The index, which had hit a record high on January 29, was on track for its sixth straight day of losses and stood to lose about 6 per cent on the week. Australian shares lost 1.7 per cent and South Korea's KOSPI fell 2.3 per cent.
"The correction phase in equities could last through February and possibly into March," said Masahiro Ichikawa, senior strategist at Sumitomo Mitsui Asset Management in Tokyo.
"The rise in long-term US yields will have to settle for the correction phase to end. The surge in volatility has also prompted investors to sell risk assets, in turn feeding more volatility."
US markets remained the epicentre of the global sell-off, with the Dow plunging 4.1 per cent and the S&P 500 sinking 3.7 per cent overnight.
With Thursday's losses, both the S&P 500 and the Dow slid into correction territory, falling more than 10 per cent from January 26 record highs and showing that the dust was yet to settle from the sharp slide that began a week ago.
US stocks began to wobble last Friday after a healthy US labour market report sparked a spike in bond yields and fears of rising inflation which could trigger more central bank rate hikes.
Higher yields are seen hurting equities as they increase borrowing costs for companies and reduce their risk appetite. They also present a fresh alternative to investors, who may choose to allocate some of their money from equities to bonds.
The benchmark 10-year Treasury note yield rose as high as 2.884 per cent on Thursday, just below Monday's four-year high of 2.885 per cent. It last stood at 2.8312 per cent.
Treasury yields were pushed higher after the Bank of England said interest rates probably need to rise sooner, adding to expectations of reduced central bank stimulus globally.

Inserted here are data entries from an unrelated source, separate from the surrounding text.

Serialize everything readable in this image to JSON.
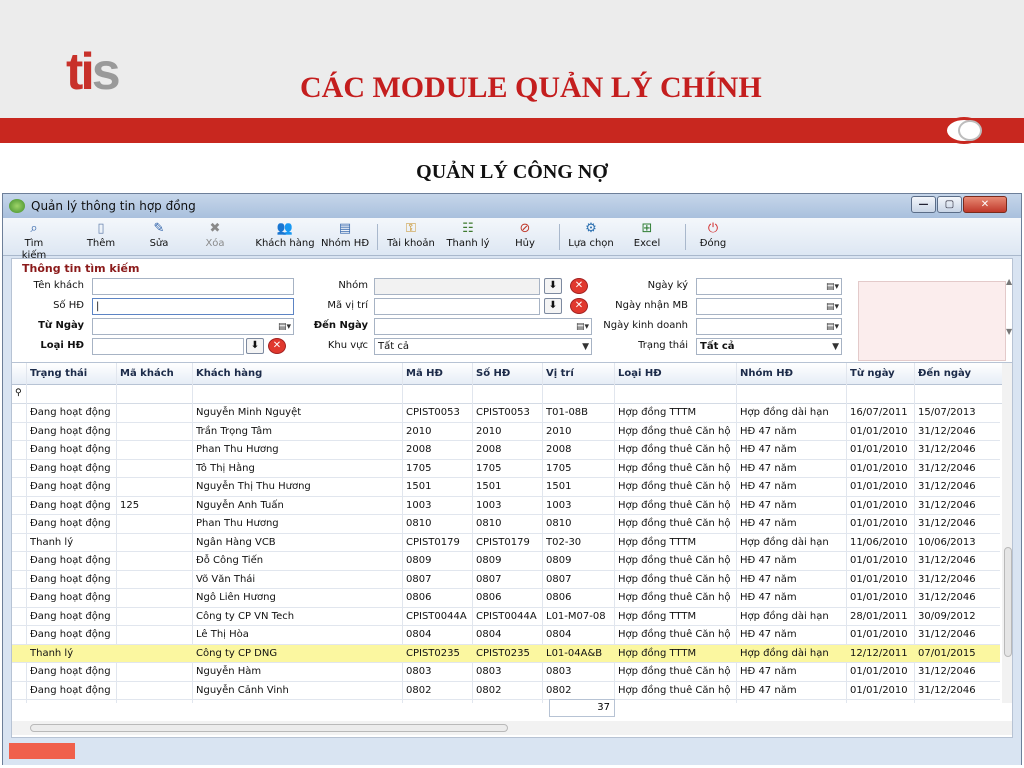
{
  "slide": {
    "title": "CÁC MODULE QUẢN LÝ CHÍNH",
    "subtitle": "QUẢN LÝ CÔNG NỢ",
    "logo_red": "ti",
    "logo_gray": "s",
    "accent_color": "#c8271f"
  },
  "window": {
    "title": "Quản lý thông tin hợp đồng",
    "controls": [
      "minimize-icon",
      "maximize-icon",
      "close-icon"
    ]
  },
  "toolbar": [
    {
      "name": "search",
      "label": "Tìm kiếm",
      "icon": "search-icon",
      "enabled": true
    },
    {
      "name": "add",
      "label": "Thêm",
      "icon": "document-icon",
      "enabled": true
    },
    {
      "name": "edit",
      "label": "Sửa",
      "icon": "edit-icon",
      "enabled": true
    },
    {
      "name": "delete",
      "label": "Xóa",
      "icon": "delete-icon",
      "enabled": false
    },
    {
      "name": "customer",
      "label": "Khách hàng",
      "icon": "users-icon",
      "enabled": true
    },
    {
      "name": "contract-group",
      "label": "Nhóm HĐ",
      "icon": "folder-icon",
      "enabled": true
    },
    {
      "name": "account",
      "label": "Tài khoản",
      "icon": "key-icon",
      "enabled": true
    },
    {
      "name": "liquidate",
      "label": "Thanh lý",
      "icon": "checklist-icon",
      "enabled": true
    },
    {
      "name": "cancel",
      "label": "Hủy",
      "icon": "cancel-icon",
      "enabled": true
    },
    {
      "name": "select",
      "label": "Lựa chọn",
      "icon": "gears-icon",
      "enabled": true
    },
    {
      "name": "excel",
      "label": "Excel",
      "icon": "excel-icon",
      "enabled": true
    },
    {
      "name": "close",
      "label": "Đóng",
      "icon": "power-icon",
      "enabled": true
    }
  ],
  "search": {
    "heading": "Thông tin tìm kiếm",
    "customer_name_label": "Tên khách",
    "customer_name_value": "",
    "contract_no_label": "Số HĐ",
    "contract_no_value": "|",
    "from_date_label": "Từ Ngày",
    "contract_type_label": "Loại HĐ",
    "group_label": "Nhóm",
    "position_label": "Mã vị trí",
    "to_date_label": "Đến Ngày",
    "area_label": "Khu vực",
    "area_value": "Tất cả",
    "sign_date_label": "Ngày ký",
    "receive_date_label": "Ngày nhận MB",
    "business_date_label": "Ngày kinh doanh",
    "status_label": "Trạng thái",
    "status_value": "Tất cả"
  },
  "table": {
    "columns": [
      "Trạng thái",
      "Mã khách",
      "Khách hàng",
      "Mã HĐ",
      "Số HĐ",
      "Vị trí",
      "Loại HĐ",
      "Nhóm HĐ",
      "Từ ngày",
      "Đến ngày"
    ],
    "filter_icon": "pin-icon",
    "rows": [
      [
        "Đang hoạt động",
        "",
        "Nguyễn Minh Nguyệt",
        "CPIST0053",
        "CPIST0053",
        "T01-08B",
        "Hợp đồng TTTM",
        "Hợp đồng dài hạn",
        "16/07/2011",
        "15/07/2013"
      ],
      [
        "Đang hoạt động",
        "",
        "Trần Trọng Tâm",
        "2010",
        "2010",
        "2010",
        "Hợp đồng thuê Căn hộ",
        "HĐ 47 năm",
        "01/01/2010",
        "31/12/2046"
      ],
      [
        "Đang hoạt động",
        "",
        "Phan Thu Hương",
        "2008",
        "2008",
        "2008",
        "Hợp đồng thuê Căn hộ",
        "HĐ 47 năm",
        "01/01/2010",
        "31/12/2046"
      ],
      [
        "Đang hoạt động",
        "",
        "Tô Thị Hằng",
        "1705",
        "1705",
        "1705",
        "Hợp đồng thuê Căn hộ",
        "HĐ 47 năm",
        "01/01/2010",
        "31/12/2046"
      ],
      [
        "Đang hoạt động",
        "",
        "Nguyễn Thị Thu Hương",
        "1501",
        "1501",
        "1501",
        "Hợp đồng thuê Căn hộ",
        "HĐ 47 năm",
        "01/01/2010",
        "31/12/2046"
      ],
      [
        "Đang hoạt động",
        "125",
        "Nguyễn Anh Tuấn",
        "1003",
        "1003",
        "1003",
        "Hợp đồng thuê Căn hộ",
        "HĐ 47 năm",
        "01/01/2010",
        "31/12/2046"
      ],
      [
        "Đang hoạt động",
        "",
        "Phan Thu Hương",
        "0810",
        "0810",
        "0810",
        "Hợp đồng thuê Căn hộ",
        "HĐ 47 năm",
        "01/01/2010",
        "31/12/2046"
      ],
      [
        "Thanh lý",
        "",
        "Ngân Hàng VCB",
        "CPIST0179",
        "CPIST0179",
        "T02-30",
        "Hợp đồng TTTM",
        "Hợp đồng dài hạn",
        "11/06/2010",
        "10/06/2013"
      ],
      [
        "Đang hoạt động",
        "",
        "Đỗ Công Tiến",
        "0809",
        "0809",
        "0809",
        "Hợp đồng thuê Căn hộ",
        "HĐ 47 năm",
        "01/01/2010",
        "31/12/2046"
      ],
      [
        "Đang hoạt động",
        "",
        "Võ Văn Thái",
        "0807",
        "0807",
        "0807",
        "Hợp đồng thuê Căn hộ",
        "HĐ 47 năm",
        "01/01/2010",
        "31/12/2046"
      ],
      [
        "Đang hoạt động",
        "",
        "Ngô Liên Hương",
        "0806",
        "0806",
        "0806",
        "Hợp đồng thuê Căn hộ",
        "HĐ 47 năm",
        "01/01/2010",
        "31/12/2046"
      ],
      [
        "Đang hoạt động",
        "",
        "Công ty CP VN Tech",
        "CPIST0044A",
        "CPIST0044A",
        "L01-M07-08",
        "Hợp đồng TTTM",
        "Hợp đồng dài hạn",
        "28/01/2011",
        "30/09/2012"
      ],
      [
        "Đang hoạt động",
        "",
        "Lê Thị Hòa",
        "0804",
        "0804",
        "0804",
        "Hợp đồng thuê Căn hộ",
        "HĐ 47 năm",
        "01/01/2010",
        "31/12/2046"
      ],
      [
        "Thanh lý",
        "",
        "Công ty CP DNG",
        "CPIST0235",
        "CPIST0235",
        "L01-04A&B",
        "Hợp đồng TTTM",
        "Hợp đồng dài hạn",
        "12/12/2011",
        "07/01/2015"
      ],
      [
        "Đang hoạt động",
        "",
        "Nguyễn Hàm",
        "0803",
        "0803",
        "0803",
        "Hợp đồng thuê Căn hộ",
        "HĐ 47 năm",
        "01/01/2010",
        "31/12/2046"
      ],
      [
        "Đang hoạt động",
        "",
        "Nguyễn Cảnh Vinh",
        "0802",
        "0802",
        "0802",
        "Hợp đồng thuê Căn hộ",
        "HĐ 47 năm",
        "01/01/2010",
        "31/12/2046"
      ]
    ],
    "highlighted_row": 13,
    "total_count": "37"
  },
  "status_color": "#f0604c"
}
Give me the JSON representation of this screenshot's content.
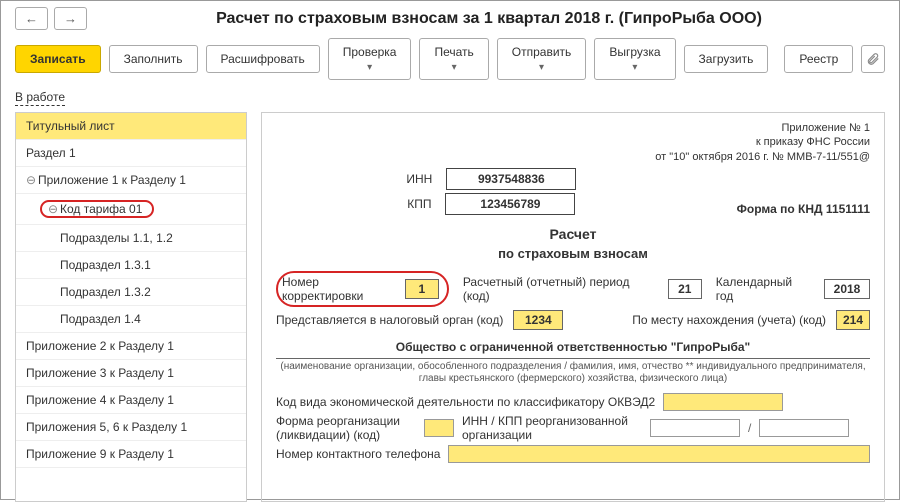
{
  "header": {
    "title": "Расчет по страховым взносам за 1 квартал 2018 г. (ГипроРыба ООО)"
  },
  "toolbar": {
    "write": "Записать",
    "fill": "Заполнить",
    "decrypt": "Расшифровать",
    "check": "Проверка",
    "print": "Печать",
    "send": "Отправить",
    "export": "Выгрузка",
    "import": "Загрузить",
    "registry": "Реестр"
  },
  "status": "В работе",
  "tree": {
    "i0": "Титульный лист",
    "i1": "Раздел 1",
    "i2": "Приложение 1 к Разделу 1",
    "i3": "Код тарифа 01",
    "i4": "Подразделы 1.1, 1.2",
    "i5": "Подраздел 1.3.1",
    "i6": "Подраздел 1.3.2",
    "i7": "Подраздел 1.4",
    "i8": "Приложение 2 к Разделу 1",
    "i9": "Приложение 3 к Разделу 1",
    "i10": "Приложение 4 к Разделу 1",
    "i11": "Приложения 5, 6 к Разделу 1",
    "i12": "Приложение 9 к Разделу 1"
  },
  "form": {
    "appx": "Приложение № 1",
    "order": "к приказу ФНС России",
    "orderdate": "от \"10\" октября 2016 г. № ММВ-7-11/551@",
    "inn_lbl": "ИНН",
    "inn": "9937548836",
    "kpp_lbl": "КПП",
    "kpp": "123456789",
    "knd": "Форма по КНД 1151111",
    "t1": "Расчет",
    "t2": "по страховым взносам",
    "corr_lbl": "Номер корректировки",
    "corr": "1",
    "period_lbl": "Расчетный (отчетный) период (код)",
    "period": "21",
    "year_lbl": "Календарный год",
    "year": "2018",
    "nalog_lbl": "Представляется в налоговый орган (код)",
    "nalog": "1234",
    "place_lbl": "По месту нахождения (учета) (код)",
    "place": "214",
    "org": "Общество с ограниченной ответственностью \"ГипроРыба\"",
    "orgnote": "(наименование организации, обособленного подразделения / фамилия, имя, отчество ** индивидуального предпринимателя, главы крестьянского (фермерского) хозяйства, физического лица)",
    "okved_lbl": "Код вида экономической деятельности по классификатору ОКВЭД2",
    "reorg_lbl": "Форма реорганизации (ликвидации) (код)",
    "reorg_inn_lbl": "ИНН / КПП реорганизованной организации",
    "phone_lbl": "Номер контактного телефона"
  }
}
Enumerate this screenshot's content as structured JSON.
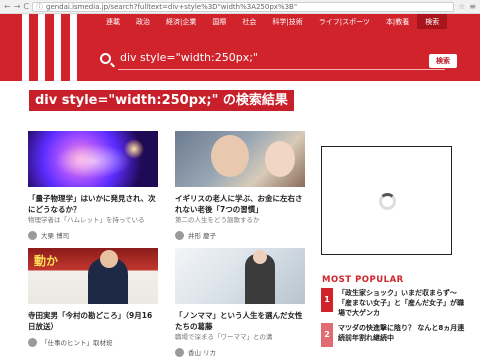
{
  "browser": {
    "back": "←",
    "forward": "→",
    "reload": "C",
    "url": "gendai.ismedia.jp/search?fulltext=div+style%3D\"width%3A250px%3B\"",
    "star": "☆",
    "menu": "≡"
  },
  "nav": {
    "items": [
      "連載",
      "政治",
      "経済|企業",
      "国際",
      "社会",
      "科学|技術",
      "ライフ|スポーツ",
      "本|教養",
      "検索"
    ],
    "active_index": 8
  },
  "search": {
    "query": "div style=\"width:250px;\"",
    "button_label": "検索"
  },
  "result_heading": "div style=\"width:250px;\" の検索結果",
  "articles": [
    {
      "title": "「量子物理学」はいかに発見され、次にどうなるか？",
      "subtitle": "物理学者は「ハムレット」を持っている",
      "author": "大栗 博司",
      "image": "galaxy"
    },
    {
      "title": "イギリスの老人に学ぶ、お金に左右されない老後「7つの習慣」",
      "subtitle": "第二の人生をどう謳歌するか",
      "author": "井形 慶子",
      "image": "elderly"
    },
    {
      "title": "寺田実男「今村の勘どころ」（9月16日放送）",
      "subtitle": "",
      "author": "「仕事のヒント」取材班",
      "image": "tv",
      "image_caption": "動か"
    },
    {
      "title": "「ノンママ」という人生を選んだ女性たちの葛藤",
      "subtitle": "職場で深まる「ワーママ」との溝",
      "author": "香山 リカ",
      "image": "office"
    }
  ],
  "popular": {
    "heading": "MOST POPULAR",
    "items": [
      {
        "rank": "1",
        "text": "「政生家ショック」いまだ収まらず～「産まない女子」と「産んだ女子」が職場で大ゲンカ",
        "color": "#d0232c"
      },
      {
        "rank": "2",
        "text": "マツダの快進撃に陰り？ なんと8ヵ月連続前年割れ継続中",
        "color": "#e06b72"
      }
    ]
  }
}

The Swiss franc gained 0.1 per cent to 0.9350 franc per dollar after advancing about 0.7 per cent the previous day.
The euro added 0.1 per cent to $1.2261.
The dollar index against a basket of six major currencies stood at 90.193 after touching a two-week high of 90.567 overnight.
The pound rose 0.1 per cent to $1.3930. It had reached $1.4067 overnight following the hawkish BoE comments.
Commodity-linked currencies sagged as crude oil prices fell to seven-week lows.
The Canadian dollar traded at C$1.2590 per dollar after weakening to a six-week low of C$1.2615 the previous day. The Australian dollar fell to $0.7766, its lowest since Dec. 28.
US crude futures were down 1.15 per cent at $60.44 per barrel after hitting a seven-week trough of $60.27 on Thursday amid fears of rising global supplies after Iran announced plans to increase production and US crude output hit record highs.